A bear market can present crypto traders with opportunities to lower the average entry price of their investments (if previous investments were made at a higher price) or add cryptocurrencies to their portfolios at lower prices than when in a bull market. However, it is often a mistake to go “all in” during such timeframes. For starters, large-scale bear markets can result in investors’ net worth shrinking, so it is important to ensure sufficient funds are kept aside in case of a financial emergency.
5. Investing in projects before researching them
The term “due diligence” gets thrown around in investment circles. In trading, the term means to perform adequate research and planning before making a trade. Cryptocurrencies – and their underlying or alleged use cases – can be confusing for most people, even the most tech-savvy traders.
There are tonnes of helpful information available for traders to browse through, like YouTube videos, learn hubs and various online communities. However, solely relying on one resource for research is not recommended, as there is potential for bias and undisclosed interests on a publication-to-publication basis.
An excellent way to work around this is by getting involved in the project before putting any money toward it. That way, investors can form their own unbiased opinion on how the application runs, its value to consumers and its future potential. If an investor is interested in a new payment cryptocurrency, they can experience the process by making a transaction with that coin.
Blockchain has started expanding to new domains such as DeFi and metaverse, allowing for new ways to get involved.

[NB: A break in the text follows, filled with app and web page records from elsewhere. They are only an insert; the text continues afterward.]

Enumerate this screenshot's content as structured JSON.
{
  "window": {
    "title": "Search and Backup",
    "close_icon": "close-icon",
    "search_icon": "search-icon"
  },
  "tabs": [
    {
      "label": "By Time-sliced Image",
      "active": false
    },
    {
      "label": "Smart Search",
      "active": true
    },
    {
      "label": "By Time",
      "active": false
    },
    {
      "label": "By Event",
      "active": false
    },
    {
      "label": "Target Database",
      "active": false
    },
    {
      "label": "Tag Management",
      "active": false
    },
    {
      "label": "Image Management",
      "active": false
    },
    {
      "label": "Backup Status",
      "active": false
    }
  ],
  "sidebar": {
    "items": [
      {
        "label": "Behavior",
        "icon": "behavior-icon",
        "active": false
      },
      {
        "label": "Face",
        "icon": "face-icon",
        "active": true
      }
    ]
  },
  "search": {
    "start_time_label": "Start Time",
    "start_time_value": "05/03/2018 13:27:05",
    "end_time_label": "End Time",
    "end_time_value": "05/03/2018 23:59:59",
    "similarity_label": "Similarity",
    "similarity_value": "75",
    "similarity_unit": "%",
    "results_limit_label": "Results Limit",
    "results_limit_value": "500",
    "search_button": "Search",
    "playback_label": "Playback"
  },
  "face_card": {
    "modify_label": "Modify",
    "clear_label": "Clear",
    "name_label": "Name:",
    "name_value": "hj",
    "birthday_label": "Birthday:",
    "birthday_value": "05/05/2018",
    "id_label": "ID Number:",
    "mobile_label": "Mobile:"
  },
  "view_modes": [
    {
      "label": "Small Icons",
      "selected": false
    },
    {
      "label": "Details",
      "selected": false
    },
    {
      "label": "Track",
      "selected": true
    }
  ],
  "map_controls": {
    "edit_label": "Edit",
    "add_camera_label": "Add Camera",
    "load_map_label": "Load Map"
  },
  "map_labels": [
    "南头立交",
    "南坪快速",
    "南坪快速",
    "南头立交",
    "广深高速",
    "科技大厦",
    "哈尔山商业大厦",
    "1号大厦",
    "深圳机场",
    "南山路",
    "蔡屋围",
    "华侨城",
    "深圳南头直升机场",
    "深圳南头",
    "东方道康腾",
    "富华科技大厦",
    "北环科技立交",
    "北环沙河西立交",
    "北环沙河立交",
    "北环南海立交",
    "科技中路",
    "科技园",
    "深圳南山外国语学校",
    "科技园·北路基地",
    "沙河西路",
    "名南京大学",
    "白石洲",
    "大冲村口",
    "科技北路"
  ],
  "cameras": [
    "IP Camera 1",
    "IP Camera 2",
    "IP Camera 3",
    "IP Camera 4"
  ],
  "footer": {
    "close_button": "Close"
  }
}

Sandbox, Axie Infinity and Decentraland are three well-known crypto metaverse projects. A great way to help determine which project has the best potential is to try all three games while asking questions like how fun the game was and how easy it was to start playing.
And remember to avoid the hype. Large valuations do not always mean a project is poised for success and vice versa. A recent survey of prominent metaverse projects showed that despite enormous valuations, some platforms had surprisingly few active users.
6. Emotional trading
Investing in anything naturally contains an element of emotion. When money is at stake, people tend to ride the highs and hurt with the lows. Due to its volatile nature, the crypto market can evoke strong emotions – like panic or ecstasy. Many that got into crypto early will have experienced massive rushes and fond memories as Bitcoin, Ethereum, and other coins hit massive all-time highs. However, as bear markets come into the fray and downturns ensue, these emotions can quickly turn around.
Trading with emotion is a common mistake made by crypto traders, especially in a bear market. As initial gains slip away, it can be easy to adopt a mindset of “revenge trading” by finding the next big gainer. However, such an attitude may result in ill-advised investments in obscure, risky coins without sound fundamentals.
By taking emotion out of the equation, investors are less likely to fall into the trap of “chasing the dragon” and instead adopt a risk-adverse approach and invest in coins with more substantial long-term potential.
A crypto bear market can be one of the most challenging times for a new crypto investor. Sustained price declines can wreak havoc on their mental health, portfolios, and financial well-being. This stress, combined with inexperience, can lead to several avoidable mistakes. By navigating crypto bear markets with a clear mind and making decisions based on risk, logic and research, investors can find themselves in a better position.